Why do we make it hard for ourselves?
Category: Blog & News
Ever feel like you are hitting your head against a brick wall? Frustrated that people aren’t doing what you expect them to? What they told you they’d do?
Being human doesn’t qualify you
When it comes to influencing others, one of the curious traps we fall into is thinking we know how. We think being human qualifies us to know how other humans tick.
For a large part of my corporate career I had wrestled with the frustration of getting people to do the stuff that I wanted to do. Perhaps some of the following thoughts sound familiar?
- I don’t get why they don’t understand.
- It’s common sense to do this.
- It’s logical.
- They are being irrational.
- They’re idiots.
It wasn’t them. It was me.
It turns out that I was not equipped to be my most effective, productive, energised self. My in-built human toolkit had a massive flaw.
Bias blind spot
We are simply not designed to be aware of our behavioural biases. We don’t walk around believing the prevailing social norm has influenced what we are wearing. We don’t drive to work recognising that we are relying on System 1 processing. We don’t consider when buying a product that marketing has triggered a Familiarity Bias towards one brand over another.
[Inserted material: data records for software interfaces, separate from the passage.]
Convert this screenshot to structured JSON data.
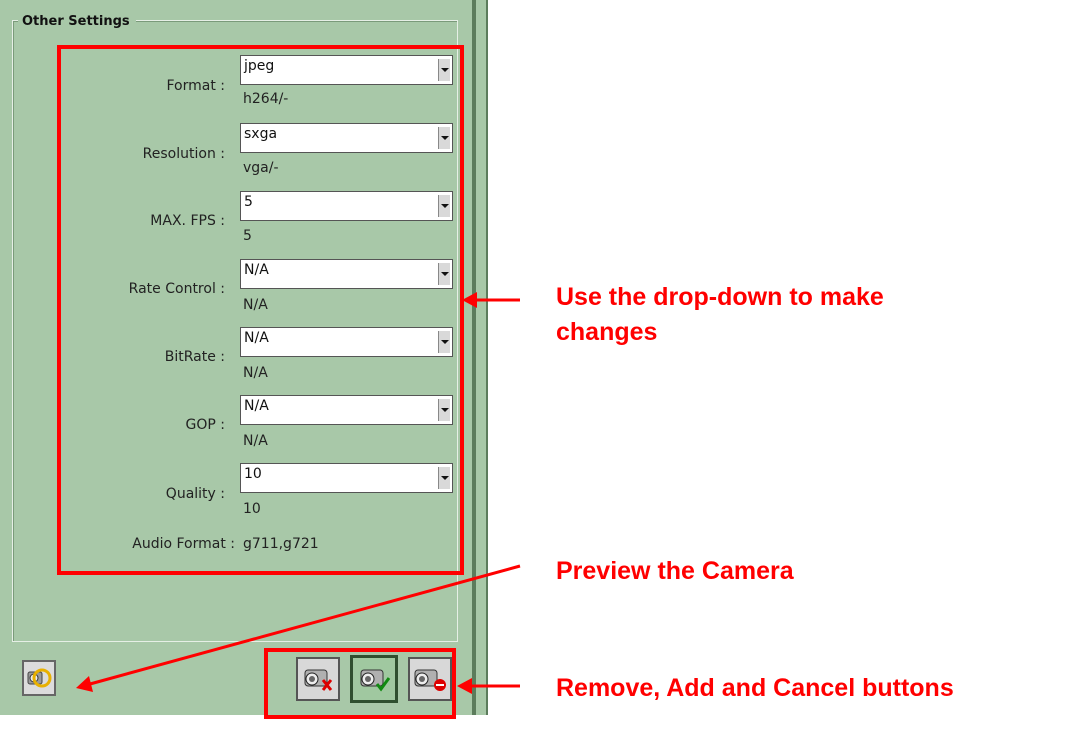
{
  "fieldset": {
    "legend": "Other Settings"
  },
  "settings": [
    {
      "label": "Format :",
      "selected": "jpeg",
      "current": "h264/-"
    },
    {
      "label": "Resolution :",
      "selected": "sxga",
      "current": "vga/-"
    },
    {
      "label": "MAX. FPS :",
      "selected": "5",
      "current": "5"
    },
    {
      "label": "Rate Control :",
      "selected": "N/A",
      "current": "N/A"
    },
    {
      "label": "BitRate :",
      "selected": "N/A",
      "current": "N/A"
    },
    {
      "label": "GOP :",
      "selected": "N/A",
      "current": "N/A"
    },
    {
      "label": "Quality :",
      "selected": "10",
      "current": "10"
    }
  ],
  "audio": {
    "label": "Audio Format :",
    "value": "g711,g721"
  },
  "annotations": {
    "dropdown_line1": "Use the drop-down to make",
    "dropdown_line2": "changes",
    "preview": "Preview the Camera",
    "buttons": "Remove, Add and Cancel buttons"
  },
  "buttons": [
    {
      "name": "preview-camera",
      "icon": "camera-preview-icon"
    },
    {
      "name": "remove-camera",
      "icon": "camera-remove-icon"
    },
    {
      "name": "add-camera",
      "icon": "camera-add-icon"
    },
    {
      "name": "cancel",
      "icon": "camera-cancel-icon"
    }
  ],
  "colors": {
    "panel": "#a8c8a8",
    "annotation": "#ff0000"
  }
}
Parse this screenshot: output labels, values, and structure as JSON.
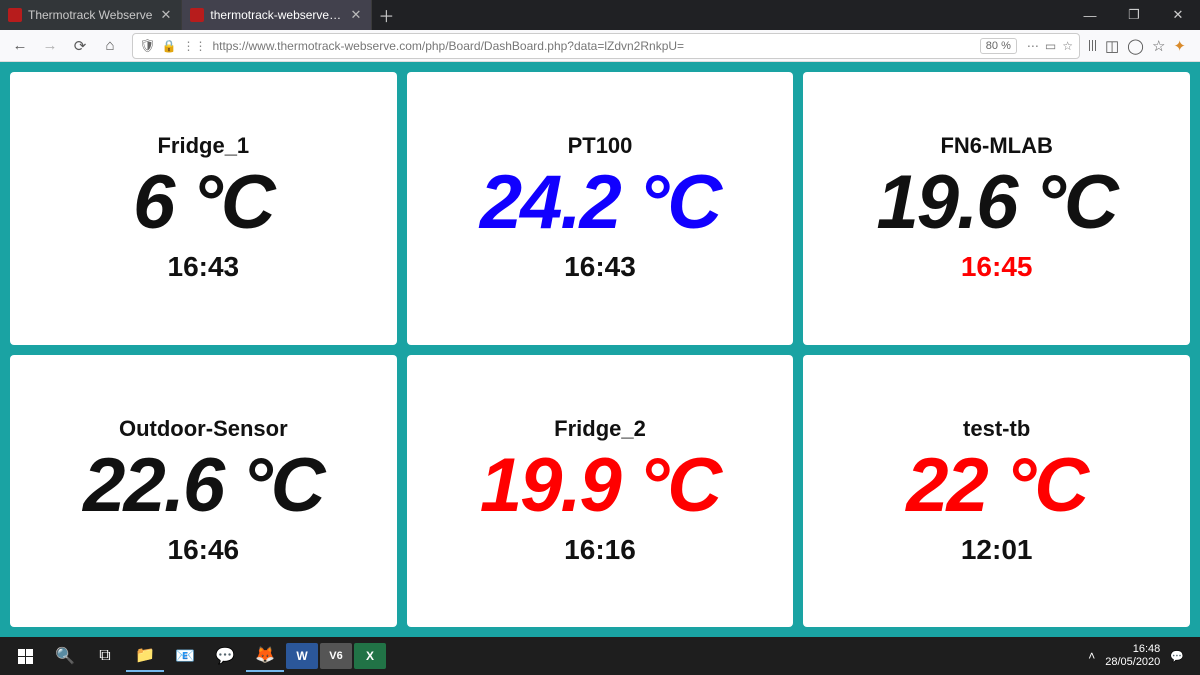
{
  "browser": {
    "tabs": [
      {
        "label": "Thermotrack Webserve",
        "active": false
      },
      {
        "label": "thermotrack-webserve.com/ph",
        "active": true
      }
    ],
    "url": "https://www.thermotrack-webserve.com/php/Board/DashBoard.php?data=lZdvn2RnkpU=",
    "zoom": "80 %"
  },
  "cards": [
    {
      "name": "Fridge_1",
      "value": "6 °C",
      "value_color": "c-black",
      "time": "16:43",
      "time_color": "c-black"
    },
    {
      "name": "PT100",
      "value": "24.2 °C",
      "value_color": "c-blue",
      "time": "16:43",
      "time_color": "c-black"
    },
    {
      "name": "FN6-MLAB",
      "value": "19.6 °C",
      "value_color": "c-black",
      "time": "16:45",
      "time_color": "c-red"
    },
    {
      "name": "Outdoor-Sensor",
      "value": "22.6 °C",
      "value_color": "c-black",
      "time": "16:46",
      "time_color": "c-black"
    },
    {
      "name": "Fridge_2",
      "value": "19.9 °C",
      "value_color": "c-red",
      "time": "16:16",
      "time_color": "c-black"
    },
    {
      "name": "test-tb",
      "value": "22 °C",
      "value_color": "c-red",
      "time": "12:01",
      "time_color": "c-black"
    }
  ],
  "system": {
    "clock": "16:48",
    "date": "28/05/2020"
  }
}
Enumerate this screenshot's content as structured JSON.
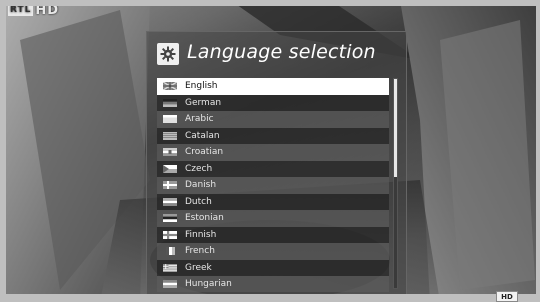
{
  "channel": {
    "logo_letters": "RTL",
    "logo_suffix": "HD"
  },
  "dialog": {
    "title": "Language selection",
    "icon": "gear-icon"
  },
  "languages": [
    {
      "label": "English",
      "flag": "english-flag-icon",
      "selected": true
    },
    {
      "label": "German",
      "flag": "german-flag-icon",
      "selected": false
    },
    {
      "label": "Arabic",
      "flag": "arabic-flag-icon",
      "selected": false
    },
    {
      "label": "Catalan",
      "flag": "catalan-flag-icon",
      "selected": false
    },
    {
      "label": "Croatian",
      "flag": "croatian-flag-icon",
      "selected": false
    },
    {
      "label": "Czech",
      "flag": "czech-flag-icon",
      "selected": false
    },
    {
      "label": "Danish",
      "flag": "danish-flag-icon",
      "selected": false
    },
    {
      "label": "Dutch",
      "flag": "dutch-flag-icon",
      "selected": false
    },
    {
      "label": "Estonian",
      "flag": "estonian-flag-icon",
      "selected": false
    },
    {
      "label": "Finnish",
      "flag": "finnish-flag-icon",
      "selected": false
    },
    {
      "label": "French",
      "flag": "french-flag-icon",
      "selected": false
    },
    {
      "label": "Greek",
      "flag": "greek-flag-icon",
      "selected": false
    },
    {
      "label": "Hungarian",
      "flag": "hungarian-flag-icon",
      "selected": false
    }
  ],
  "scroll": {
    "visible_fraction": 0.47
  },
  "badge": {
    "label": "HD"
  }
}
Why? Because we’re governed by the biggest bias of all.
We tend to believe we are more right than we ever actually are.
That leads us to continue to try to influence people in the same way we always have even though it is frustrating, time-consuming and ego-sapping.
Time to get a toolkit
It’s time to correct your bias blind spot.
It’s time to use your time more efficiently and effectively.
It’s time to change behaviour.
Here’s a tool that can work in any industry, any job, anywhere, any time. You can use it in your work life and personal life. For small issues or massive ones.
The tool is my “3 steps to behavioural influence”.
It’s simple to use and is a cut-down variant of the Williams Behaviour Change Model, a framework for analysing and resolving any behavioural challenge.
The next time you are seeking to influence someone to take action, ask yourself three questions:
1. What is the context?
2. What are the barriers?
3. What are the enablers?
By asking these three questions you will be forced to consider the behavioural challenge from the perspective of the person you are trying to influence, circumventing your in-built overconfidence and improving your likelihood of success.
P.S. You might find interesting:
- Behavioural Economics has a sticky date problem in which I explain the Williams Behaviour Change Model.
- My book, Behavioural Economics for Business. Info here.
This article also appeared in Smartcompany.